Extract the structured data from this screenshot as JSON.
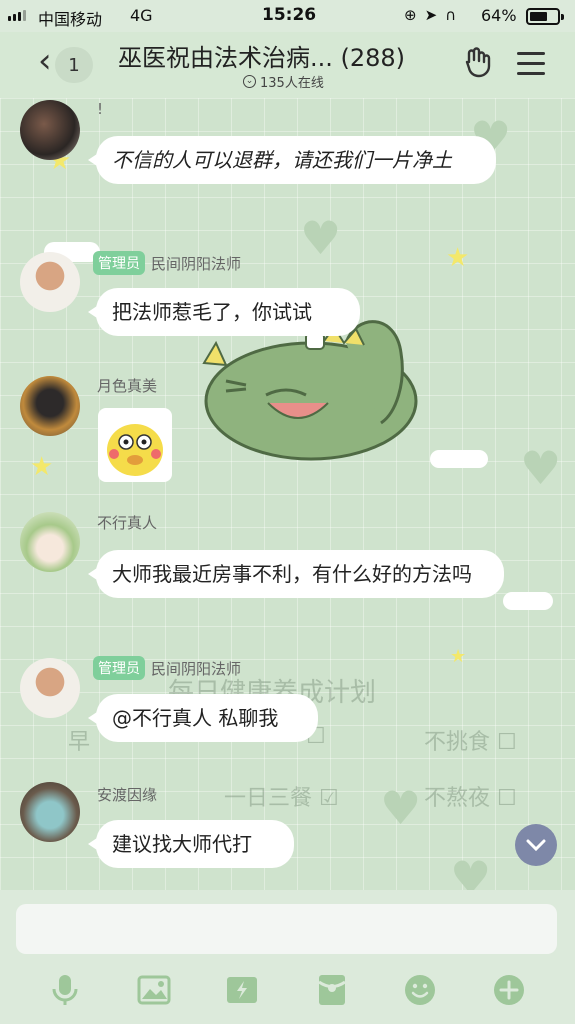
{
  "status_bar": {
    "carrier": "中国移动",
    "network": "4G",
    "time": "15:26",
    "battery_pct": "64%",
    "battery_level": 0.64
  },
  "header": {
    "unread_count": "1",
    "title": "巫医祝由法术治病... (288)",
    "online": "135人在线"
  },
  "messages": [
    {
      "sender": "!",
      "text": "不信的人可以退群，请还我们一片净土",
      "role": ""
    },
    {
      "sender": "民间阴阳法师",
      "role": "管理员",
      "text": "把法师惹毛了，你试试"
    },
    {
      "sender": "月色真美",
      "role": "",
      "text": ""
    },
    {
      "sender": "不行真人",
      "role": "",
      "text": "大师我最近房事不利，有什么好的方法吗"
    },
    {
      "sender": "民间阴阳法师",
      "role": "管理员",
      "text": "@不行真人 私聊我"
    },
    {
      "sender": "安渡因缘",
      "role": "",
      "text": "建议找大师代打"
    }
  ],
  "background_watermark": {
    "title": "每日健康养成计划",
    "item_1": "早",
    "item_2": "不挑食",
    "item_3": "一日三餐",
    "item_4": "不熬夜"
  },
  "toolbar": {
    "icons": [
      "microphone-icon",
      "image-icon",
      "flash-icon",
      "red-packet-icon",
      "emoji-icon",
      "plus-icon"
    ]
  },
  "colors": {
    "header_bg": "#d6e8d4",
    "chat_bg": "#cfe3cd",
    "admin_badge": "#7fcf9b",
    "icon_color": "#9ec79a"
  }
}
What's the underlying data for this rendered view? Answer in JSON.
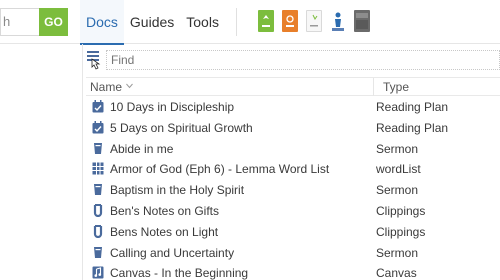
{
  "topbar": {
    "search_partial": "h",
    "go_label": "GO",
    "tabs": [
      {
        "label": "Docs",
        "active": true
      },
      {
        "label": "Guides",
        "active": false
      },
      {
        "label": "Tools",
        "active": false
      }
    ],
    "tool_icons": [
      "green-book-icon",
      "orange-book-icon",
      "white-book-icon",
      "reading-person-icon",
      "gray-book-icon"
    ]
  },
  "filter": {
    "button_icon": "filter-icon",
    "find_placeholder": "Find"
  },
  "table": {
    "columns": {
      "name": "Name",
      "type": "Type"
    },
    "sort_indicator": "chevron-down-icon",
    "rows": [
      {
        "name": "10 Days in Discipleship",
        "type": "Reading Plan",
        "icon": "calendar-check-icon"
      },
      {
        "name": "5 Days on Spiritual Growth",
        "type": "Reading Plan",
        "icon": "calendar-check-icon"
      },
      {
        "name": "Abide in me",
        "type": "Sermon",
        "icon": "sermon-icon"
      },
      {
        "name": "Armor of God (Eph 6) - Lemma Word List",
        "type": "wordList",
        "icon": "grid-list-icon"
      },
      {
        "name": "Baptism in the Holy Spirit",
        "type": "Sermon",
        "icon": "sermon-icon"
      },
      {
        "name": "Ben's Notes on Gifts",
        "type": "Clippings",
        "icon": "clip-icon"
      },
      {
        "name": "Bens Notes on Light",
        "type": "Clippings",
        "icon": "clip-icon"
      },
      {
        "name": "Calling and Uncertainty",
        "type": "Sermon",
        "icon": "sermon-icon"
      },
      {
        "name": "Canvas - In the Beginning",
        "type": "Canvas",
        "icon": "music-canvas-icon"
      }
    ]
  },
  "colors": {
    "accent_blue": "#2b6cb0",
    "icon_blue": "#4a6a9c",
    "go_green": "#7cbd3d"
  }
}
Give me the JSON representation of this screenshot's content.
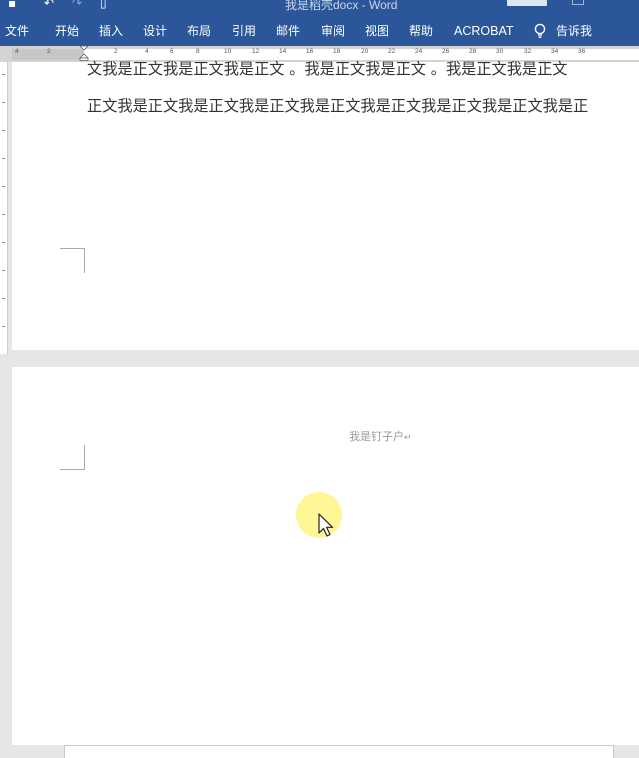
{
  "window": {
    "title": "我是稻壳docx - Word",
    "quick_access": [
      "save-icon",
      "undo-icon",
      "redo-icon",
      "touch-mode-icon"
    ]
  },
  "ribbon": {
    "tabs": [
      {
        "label": "文件",
        "active": false
      },
      {
        "label": "开始",
        "active": false
      },
      {
        "label": "插入",
        "active": false
      },
      {
        "label": "设计",
        "active": false
      },
      {
        "label": "布局",
        "active": false
      },
      {
        "label": "引用",
        "active": false
      },
      {
        "label": "邮件",
        "active": false
      },
      {
        "label": "审阅",
        "active": false
      },
      {
        "label": "视图",
        "active": false
      },
      {
        "label": "帮助",
        "active": false
      },
      {
        "label": "ACROBAT",
        "active": false
      }
    ],
    "tell_me": {
      "icon": "lightbulb-icon",
      "label": "告诉我"
    }
  },
  "ruler": {
    "numbers": [
      "4",
      "2",
      "2",
      "4",
      "6",
      "8",
      "10",
      "12",
      "14",
      "16",
      "18",
      "20",
      "22",
      "24",
      "26",
      "28",
      "30",
      "32",
      "34",
      "36"
    ]
  },
  "document": {
    "page1": {
      "line1": "文我是正文我是正文我是正文 。我是正文我是正文 。我是正文我是正文",
      "line2": "正文我是正文我是正文我是正文我是正文我是正文我是正文我是正文我是正"
    },
    "page2": {
      "footer_text": "我是钉子户",
      "paragraph_mark": "↵"
    }
  },
  "colors": {
    "ribbon_bg": "#2b579a",
    "page_bg": "#ffffff",
    "workspace_bg": "#e6e6e6",
    "cursor_highlight": "#fff58a"
  }
}
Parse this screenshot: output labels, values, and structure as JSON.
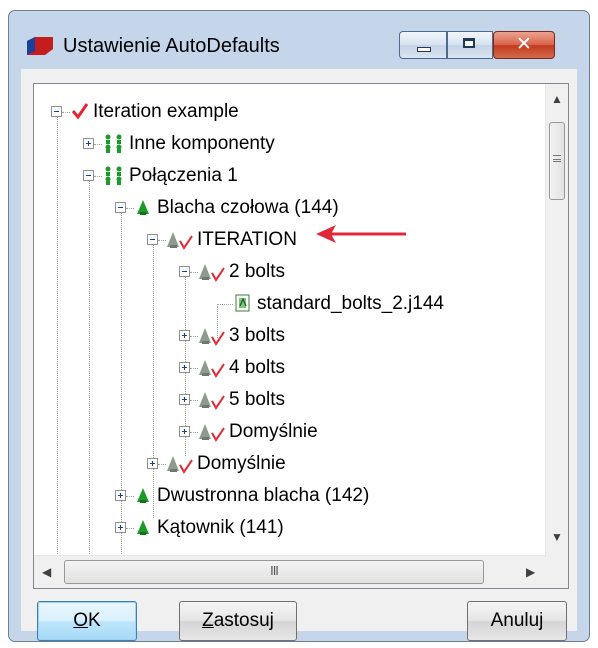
{
  "window": {
    "title": "Ustawienie AutoDefaults",
    "controls": {
      "minimize": "minimize",
      "maximize": "maximize",
      "close": "✕"
    }
  },
  "tree": {
    "items": [
      {
        "label": "Iteration example",
        "level": 0,
        "icon": "red-check-icon",
        "expander": "minus"
      },
      {
        "label": "Inne komponenty",
        "level": 1,
        "icon": "green-components-icon",
        "expander": "plus"
      },
      {
        "label": "Połączenia 1",
        "level": 1,
        "icon": "green-components-icon",
        "expander": "minus"
      },
      {
        "label": "Blacha czołowa (144)",
        "level": 2,
        "icon": "green-component-icon",
        "expander": "minus"
      },
      {
        "label": "ITERATION",
        "level": 3,
        "icon": "grey-check-icon",
        "expander": "minus"
      },
      {
        "label": "2 bolts",
        "level": 4,
        "icon": "grey-check-icon",
        "expander": "minus"
      },
      {
        "label": "standard_bolts_2.j144",
        "level": 5,
        "icon": "attribute-file-icon",
        "expander": "none"
      },
      {
        "label": "3 bolts",
        "level": 4,
        "icon": "grey-check-icon",
        "expander": "plus"
      },
      {
        "label": "4 bolts",
        "level": 4,
        "icon": "grey-check-icon",
        "expander": "plus"
      },
      {
        "label": "5 bolts",
        "level": 4,
        "icon": "grey-check-icon",
        "expander": "plus"
      },
      {
        "label": "Domyślnie",
        "level": 4,
        "icon": "grey-check-icon",
        "expander": "plus"
      },
      {
        "label": "Domyślnie",
        "level": 3,
        "icon": "grey-check-icon",
        "expander": "plus"
      },
      {
        "label": "Dwustronna blacha (142)",
        "level": 2,
        "icon": "green-component-icon",
        "expander": "plus"
      },
      {
        "label": "Kątownik (141)",
        "level": 2,
        "icon": "green-component-icon",
        "expander": "plus"
      }
    ],
    "hscroll_grip": "III"
  },
  "buttons": {
    "ok": {
      "accel": "O",
      "rest": "K"
    },
    "apply": {
      "accel": "Z",
      "rest": "astosuj"
    },
    "cancel": {
      "label": "Anuluj"
    }
  },
  "colors": {
    "annotation_arrow": "#e0283c",
    "check_red": "#e8252e",
    "component_green": "#1e9a2b"
  }
}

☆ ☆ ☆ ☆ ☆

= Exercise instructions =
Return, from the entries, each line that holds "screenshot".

= Reply =
Extract the structured data from this screenshot as JSON.
Give me the JSON representation of this screenshot's content.
Parse this screenshot: output labels, values, and structure as JSON.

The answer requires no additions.